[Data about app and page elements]
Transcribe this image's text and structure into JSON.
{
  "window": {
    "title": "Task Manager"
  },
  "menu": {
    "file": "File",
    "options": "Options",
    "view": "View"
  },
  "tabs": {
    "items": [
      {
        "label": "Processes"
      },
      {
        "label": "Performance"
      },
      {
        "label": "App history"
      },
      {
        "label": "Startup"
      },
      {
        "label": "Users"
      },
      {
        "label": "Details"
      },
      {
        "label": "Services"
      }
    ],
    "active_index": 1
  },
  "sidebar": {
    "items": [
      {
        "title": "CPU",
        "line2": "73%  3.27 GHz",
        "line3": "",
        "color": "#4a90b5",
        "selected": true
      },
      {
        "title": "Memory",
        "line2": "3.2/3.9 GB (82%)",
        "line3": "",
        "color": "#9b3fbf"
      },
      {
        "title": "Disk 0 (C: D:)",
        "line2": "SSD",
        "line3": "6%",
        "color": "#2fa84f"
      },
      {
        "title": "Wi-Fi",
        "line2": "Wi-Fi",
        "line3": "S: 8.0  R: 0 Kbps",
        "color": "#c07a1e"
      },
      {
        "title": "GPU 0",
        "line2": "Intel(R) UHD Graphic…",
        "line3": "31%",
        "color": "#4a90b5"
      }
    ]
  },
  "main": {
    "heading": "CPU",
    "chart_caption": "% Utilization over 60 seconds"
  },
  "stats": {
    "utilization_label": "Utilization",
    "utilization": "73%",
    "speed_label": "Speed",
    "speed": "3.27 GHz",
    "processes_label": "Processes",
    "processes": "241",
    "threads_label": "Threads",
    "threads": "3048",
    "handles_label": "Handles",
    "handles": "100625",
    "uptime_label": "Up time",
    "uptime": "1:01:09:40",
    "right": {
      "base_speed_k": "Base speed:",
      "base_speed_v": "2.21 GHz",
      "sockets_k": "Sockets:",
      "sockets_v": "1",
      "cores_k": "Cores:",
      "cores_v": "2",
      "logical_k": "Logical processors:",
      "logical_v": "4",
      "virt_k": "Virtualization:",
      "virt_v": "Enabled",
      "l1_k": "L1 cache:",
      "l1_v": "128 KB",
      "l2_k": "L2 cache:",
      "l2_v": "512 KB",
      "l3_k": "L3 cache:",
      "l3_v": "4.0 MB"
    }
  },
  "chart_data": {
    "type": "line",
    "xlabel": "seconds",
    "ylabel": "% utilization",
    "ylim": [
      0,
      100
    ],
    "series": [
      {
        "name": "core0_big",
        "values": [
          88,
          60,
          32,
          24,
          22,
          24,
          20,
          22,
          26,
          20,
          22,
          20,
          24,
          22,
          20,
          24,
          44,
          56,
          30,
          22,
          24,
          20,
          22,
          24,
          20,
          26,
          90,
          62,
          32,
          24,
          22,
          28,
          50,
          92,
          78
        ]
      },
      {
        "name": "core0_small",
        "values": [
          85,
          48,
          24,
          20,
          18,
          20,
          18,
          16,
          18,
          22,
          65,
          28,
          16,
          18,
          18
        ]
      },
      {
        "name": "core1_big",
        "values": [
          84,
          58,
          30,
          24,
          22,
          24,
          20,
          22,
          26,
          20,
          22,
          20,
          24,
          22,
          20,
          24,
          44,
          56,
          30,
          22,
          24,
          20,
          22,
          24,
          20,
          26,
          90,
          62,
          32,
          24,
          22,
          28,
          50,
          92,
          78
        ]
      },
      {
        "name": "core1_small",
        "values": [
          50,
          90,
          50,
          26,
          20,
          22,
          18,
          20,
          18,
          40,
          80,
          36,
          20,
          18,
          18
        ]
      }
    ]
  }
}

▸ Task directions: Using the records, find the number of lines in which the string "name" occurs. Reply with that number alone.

▸ Task response: 4